>>>>>
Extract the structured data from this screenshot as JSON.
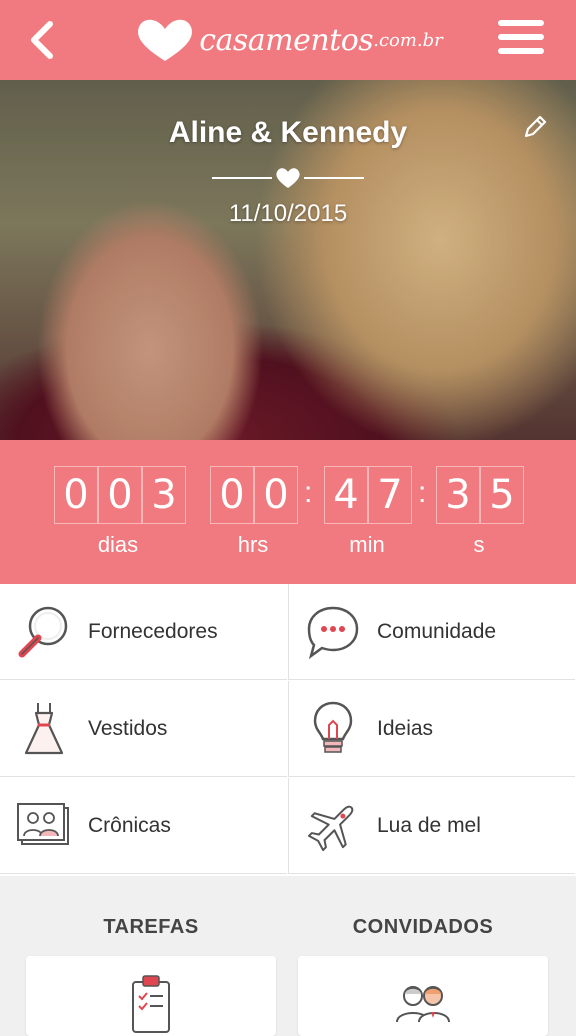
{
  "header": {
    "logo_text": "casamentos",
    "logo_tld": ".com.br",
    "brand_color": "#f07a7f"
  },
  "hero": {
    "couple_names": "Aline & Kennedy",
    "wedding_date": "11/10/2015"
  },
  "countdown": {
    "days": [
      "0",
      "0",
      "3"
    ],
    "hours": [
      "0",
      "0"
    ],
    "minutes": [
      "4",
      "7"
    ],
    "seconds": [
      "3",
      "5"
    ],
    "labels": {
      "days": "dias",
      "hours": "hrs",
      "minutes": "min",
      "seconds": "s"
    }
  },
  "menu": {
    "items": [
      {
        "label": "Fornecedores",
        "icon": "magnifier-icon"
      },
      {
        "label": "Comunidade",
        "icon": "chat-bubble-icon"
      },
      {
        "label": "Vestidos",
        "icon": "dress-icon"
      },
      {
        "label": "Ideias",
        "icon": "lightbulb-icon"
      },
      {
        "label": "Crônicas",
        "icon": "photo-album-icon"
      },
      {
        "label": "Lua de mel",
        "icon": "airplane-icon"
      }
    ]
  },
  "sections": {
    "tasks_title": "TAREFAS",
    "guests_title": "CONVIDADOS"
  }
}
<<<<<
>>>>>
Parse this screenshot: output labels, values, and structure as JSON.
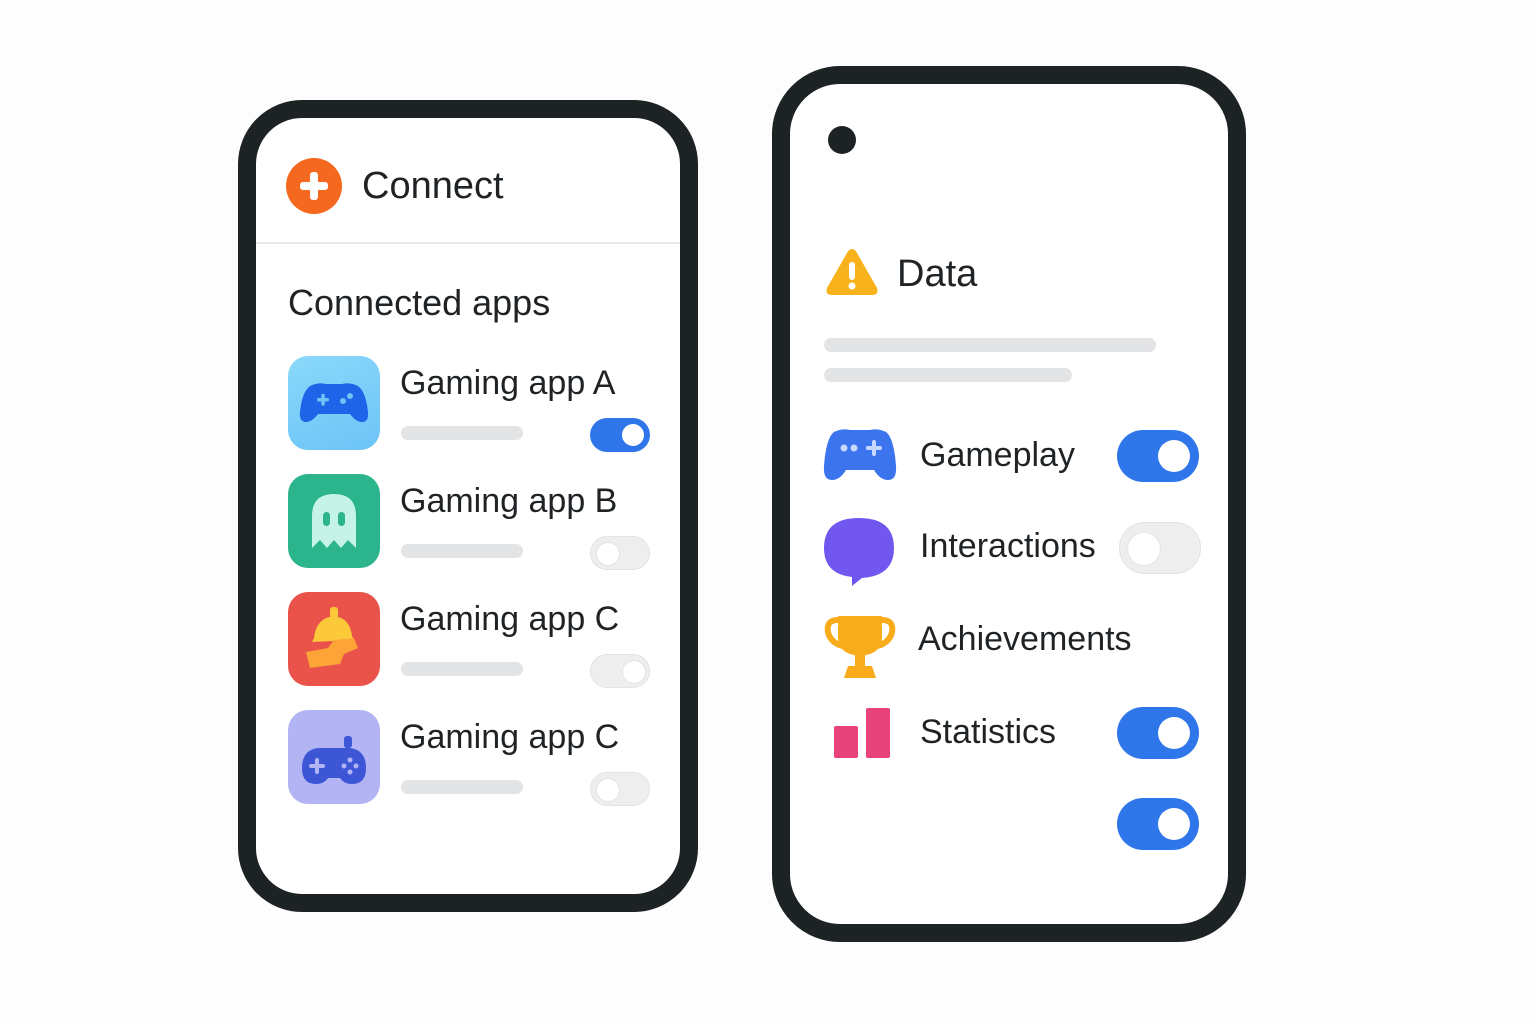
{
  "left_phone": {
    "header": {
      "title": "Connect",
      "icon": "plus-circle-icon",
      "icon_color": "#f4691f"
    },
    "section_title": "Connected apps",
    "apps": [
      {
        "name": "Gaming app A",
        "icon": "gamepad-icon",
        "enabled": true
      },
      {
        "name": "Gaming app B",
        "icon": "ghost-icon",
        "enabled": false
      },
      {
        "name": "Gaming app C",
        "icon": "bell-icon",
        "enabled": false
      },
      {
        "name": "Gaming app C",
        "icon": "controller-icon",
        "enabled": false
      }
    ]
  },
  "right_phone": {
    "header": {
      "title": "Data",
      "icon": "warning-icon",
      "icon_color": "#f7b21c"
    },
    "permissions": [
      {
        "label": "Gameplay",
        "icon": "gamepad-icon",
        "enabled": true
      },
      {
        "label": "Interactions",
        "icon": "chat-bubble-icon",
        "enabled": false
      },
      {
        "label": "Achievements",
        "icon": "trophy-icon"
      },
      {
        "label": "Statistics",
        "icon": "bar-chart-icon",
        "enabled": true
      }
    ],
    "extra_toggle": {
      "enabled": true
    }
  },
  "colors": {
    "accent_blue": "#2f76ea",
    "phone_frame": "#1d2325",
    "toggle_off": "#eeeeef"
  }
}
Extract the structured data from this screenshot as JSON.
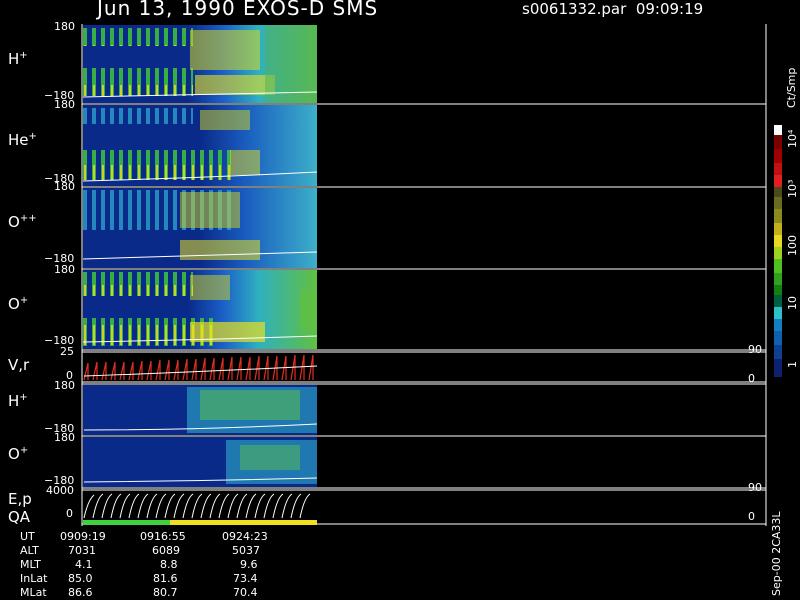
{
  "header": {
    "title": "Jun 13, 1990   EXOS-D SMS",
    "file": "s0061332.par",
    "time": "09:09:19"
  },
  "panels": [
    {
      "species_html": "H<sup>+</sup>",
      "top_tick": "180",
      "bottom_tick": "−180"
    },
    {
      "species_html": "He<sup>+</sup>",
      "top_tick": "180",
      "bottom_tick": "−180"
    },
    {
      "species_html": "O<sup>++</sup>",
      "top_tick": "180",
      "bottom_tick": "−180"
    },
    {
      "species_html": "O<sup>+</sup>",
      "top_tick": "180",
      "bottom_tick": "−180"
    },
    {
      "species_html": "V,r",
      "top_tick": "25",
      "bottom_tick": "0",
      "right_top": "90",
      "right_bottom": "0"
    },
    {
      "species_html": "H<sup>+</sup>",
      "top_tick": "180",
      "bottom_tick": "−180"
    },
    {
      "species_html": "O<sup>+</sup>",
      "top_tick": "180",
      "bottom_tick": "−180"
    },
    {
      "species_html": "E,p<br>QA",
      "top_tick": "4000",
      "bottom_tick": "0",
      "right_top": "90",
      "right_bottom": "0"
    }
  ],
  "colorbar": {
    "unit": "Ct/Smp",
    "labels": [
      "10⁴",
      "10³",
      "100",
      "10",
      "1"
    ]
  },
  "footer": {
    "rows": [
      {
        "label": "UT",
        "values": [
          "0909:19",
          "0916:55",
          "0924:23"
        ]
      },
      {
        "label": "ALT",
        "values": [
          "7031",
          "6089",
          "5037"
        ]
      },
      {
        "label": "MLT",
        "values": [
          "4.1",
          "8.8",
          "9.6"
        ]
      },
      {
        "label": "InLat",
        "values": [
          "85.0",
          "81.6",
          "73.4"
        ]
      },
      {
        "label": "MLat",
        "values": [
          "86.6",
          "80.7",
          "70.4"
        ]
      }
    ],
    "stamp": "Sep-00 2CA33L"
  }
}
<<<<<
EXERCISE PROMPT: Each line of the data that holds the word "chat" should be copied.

COMPLETED TASK:
        "icon": "chat-bubble-icon"
        "icon": "chat-bubble-icon",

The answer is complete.